What you will do: Go through the listing below and say how many lines contain "icon"; write nothing but the number.

Data to use:
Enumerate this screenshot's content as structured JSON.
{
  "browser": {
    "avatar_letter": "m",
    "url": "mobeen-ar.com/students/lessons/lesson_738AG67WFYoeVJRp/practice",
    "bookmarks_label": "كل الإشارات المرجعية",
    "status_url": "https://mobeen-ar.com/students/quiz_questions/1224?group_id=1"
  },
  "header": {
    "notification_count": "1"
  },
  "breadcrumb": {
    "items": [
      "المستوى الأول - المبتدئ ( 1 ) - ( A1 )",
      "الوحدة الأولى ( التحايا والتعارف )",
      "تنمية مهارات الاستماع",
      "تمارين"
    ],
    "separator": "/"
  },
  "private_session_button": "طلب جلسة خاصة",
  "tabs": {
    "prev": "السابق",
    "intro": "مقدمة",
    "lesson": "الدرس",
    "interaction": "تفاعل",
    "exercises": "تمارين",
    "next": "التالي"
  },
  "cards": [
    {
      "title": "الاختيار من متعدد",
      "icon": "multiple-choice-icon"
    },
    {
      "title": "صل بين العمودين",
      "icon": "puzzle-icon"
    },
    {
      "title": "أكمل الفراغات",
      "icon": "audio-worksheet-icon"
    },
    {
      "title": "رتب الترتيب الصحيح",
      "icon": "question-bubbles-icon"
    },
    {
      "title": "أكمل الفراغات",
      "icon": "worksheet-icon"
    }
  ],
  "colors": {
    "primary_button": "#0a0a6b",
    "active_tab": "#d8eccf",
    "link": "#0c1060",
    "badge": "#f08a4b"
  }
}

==

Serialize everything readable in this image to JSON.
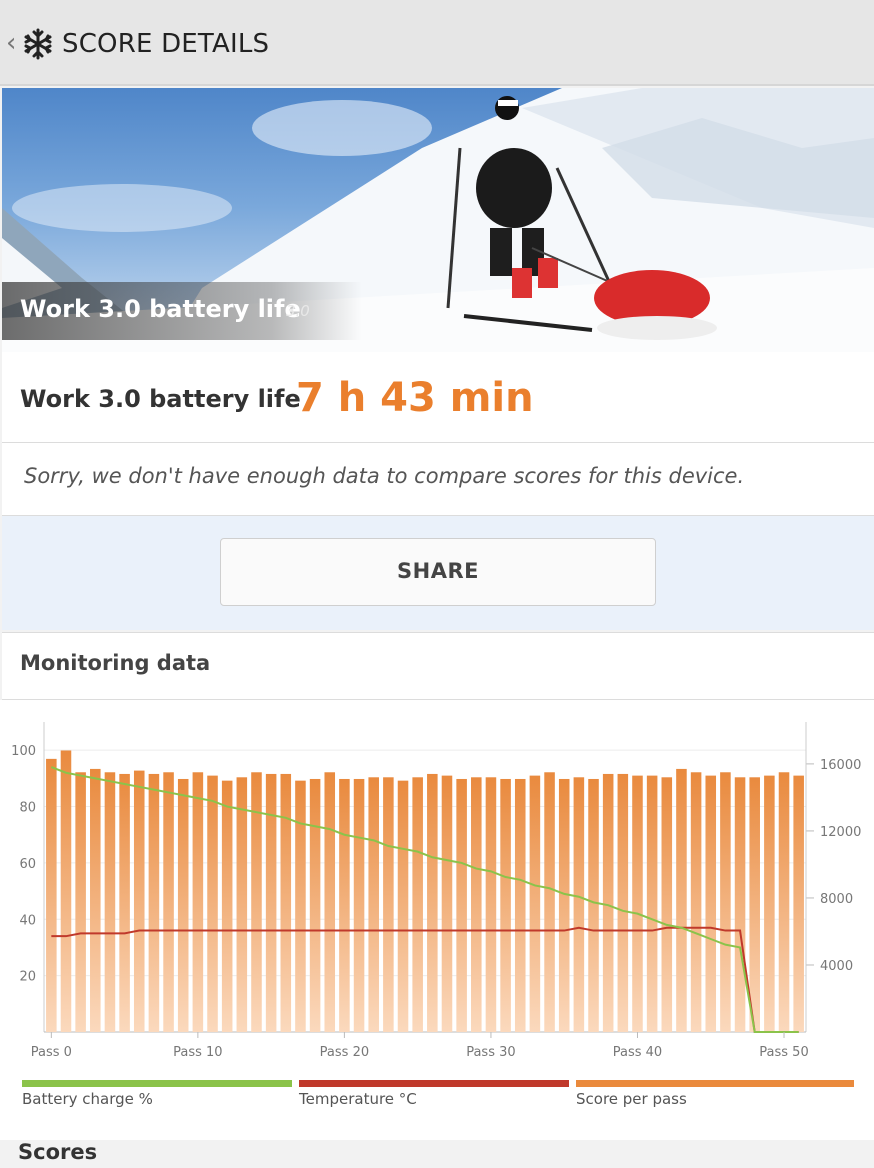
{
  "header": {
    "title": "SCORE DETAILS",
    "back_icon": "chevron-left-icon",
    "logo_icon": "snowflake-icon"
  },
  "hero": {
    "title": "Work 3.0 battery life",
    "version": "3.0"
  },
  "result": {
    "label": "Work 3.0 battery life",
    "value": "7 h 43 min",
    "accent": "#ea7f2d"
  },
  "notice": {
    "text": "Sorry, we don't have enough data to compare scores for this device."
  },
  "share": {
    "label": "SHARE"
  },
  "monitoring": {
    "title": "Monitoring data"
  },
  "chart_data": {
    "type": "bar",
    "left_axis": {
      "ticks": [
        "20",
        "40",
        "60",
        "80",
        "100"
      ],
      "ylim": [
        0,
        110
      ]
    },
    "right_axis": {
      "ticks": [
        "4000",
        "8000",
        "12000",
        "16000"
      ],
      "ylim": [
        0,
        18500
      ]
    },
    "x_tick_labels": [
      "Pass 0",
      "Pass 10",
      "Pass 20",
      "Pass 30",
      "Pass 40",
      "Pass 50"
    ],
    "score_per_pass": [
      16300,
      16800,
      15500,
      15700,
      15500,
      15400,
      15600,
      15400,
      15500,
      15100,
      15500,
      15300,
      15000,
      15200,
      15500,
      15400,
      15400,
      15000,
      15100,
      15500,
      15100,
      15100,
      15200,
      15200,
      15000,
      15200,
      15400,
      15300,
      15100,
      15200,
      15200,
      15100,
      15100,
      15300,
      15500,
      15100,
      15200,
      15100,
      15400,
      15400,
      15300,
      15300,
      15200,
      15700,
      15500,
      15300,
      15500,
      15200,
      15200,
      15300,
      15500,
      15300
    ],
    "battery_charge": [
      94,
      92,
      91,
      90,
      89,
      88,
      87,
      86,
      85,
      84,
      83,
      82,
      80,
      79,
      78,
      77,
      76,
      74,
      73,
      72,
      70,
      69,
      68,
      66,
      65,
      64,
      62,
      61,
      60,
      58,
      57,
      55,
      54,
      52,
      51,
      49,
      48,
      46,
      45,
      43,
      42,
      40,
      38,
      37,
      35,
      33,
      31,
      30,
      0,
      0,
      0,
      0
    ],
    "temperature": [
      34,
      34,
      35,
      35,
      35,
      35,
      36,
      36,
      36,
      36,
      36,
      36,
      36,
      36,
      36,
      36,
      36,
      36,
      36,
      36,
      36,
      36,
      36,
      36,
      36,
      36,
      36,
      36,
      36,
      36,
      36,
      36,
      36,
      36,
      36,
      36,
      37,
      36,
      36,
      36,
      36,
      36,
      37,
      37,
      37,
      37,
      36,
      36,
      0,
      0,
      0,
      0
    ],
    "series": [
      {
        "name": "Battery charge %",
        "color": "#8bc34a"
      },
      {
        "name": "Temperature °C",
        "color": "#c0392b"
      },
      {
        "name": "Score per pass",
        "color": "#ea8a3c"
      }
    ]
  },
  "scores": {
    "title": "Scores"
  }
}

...

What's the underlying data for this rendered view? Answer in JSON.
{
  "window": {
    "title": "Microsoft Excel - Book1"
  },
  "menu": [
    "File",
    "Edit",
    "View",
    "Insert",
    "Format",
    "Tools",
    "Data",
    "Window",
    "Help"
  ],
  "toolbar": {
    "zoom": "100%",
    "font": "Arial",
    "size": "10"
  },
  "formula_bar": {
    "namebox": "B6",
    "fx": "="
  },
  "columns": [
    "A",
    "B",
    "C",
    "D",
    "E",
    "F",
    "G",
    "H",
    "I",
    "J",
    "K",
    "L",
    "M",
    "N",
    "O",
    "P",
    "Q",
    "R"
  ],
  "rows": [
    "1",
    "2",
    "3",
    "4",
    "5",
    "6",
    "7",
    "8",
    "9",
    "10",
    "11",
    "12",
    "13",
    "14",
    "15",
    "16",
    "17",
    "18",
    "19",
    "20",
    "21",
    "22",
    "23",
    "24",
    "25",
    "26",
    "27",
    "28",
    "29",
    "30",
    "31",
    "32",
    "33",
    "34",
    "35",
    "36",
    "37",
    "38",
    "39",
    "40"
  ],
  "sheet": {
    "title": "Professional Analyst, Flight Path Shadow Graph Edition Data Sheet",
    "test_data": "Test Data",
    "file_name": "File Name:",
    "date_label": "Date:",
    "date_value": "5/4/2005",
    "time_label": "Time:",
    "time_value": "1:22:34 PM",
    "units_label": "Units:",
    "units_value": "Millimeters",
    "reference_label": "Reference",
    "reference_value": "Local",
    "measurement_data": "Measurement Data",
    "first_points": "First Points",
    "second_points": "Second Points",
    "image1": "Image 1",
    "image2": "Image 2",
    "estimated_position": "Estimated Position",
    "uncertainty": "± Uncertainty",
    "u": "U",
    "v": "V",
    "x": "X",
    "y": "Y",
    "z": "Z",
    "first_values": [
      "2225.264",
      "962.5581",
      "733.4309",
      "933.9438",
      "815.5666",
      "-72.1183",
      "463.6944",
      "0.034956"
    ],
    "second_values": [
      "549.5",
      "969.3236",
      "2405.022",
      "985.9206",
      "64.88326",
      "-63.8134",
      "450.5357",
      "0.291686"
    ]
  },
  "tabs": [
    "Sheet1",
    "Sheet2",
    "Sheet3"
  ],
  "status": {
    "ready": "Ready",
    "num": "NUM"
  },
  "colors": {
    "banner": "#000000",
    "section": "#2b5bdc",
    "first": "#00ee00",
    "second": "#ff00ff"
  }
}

Expected answer: 7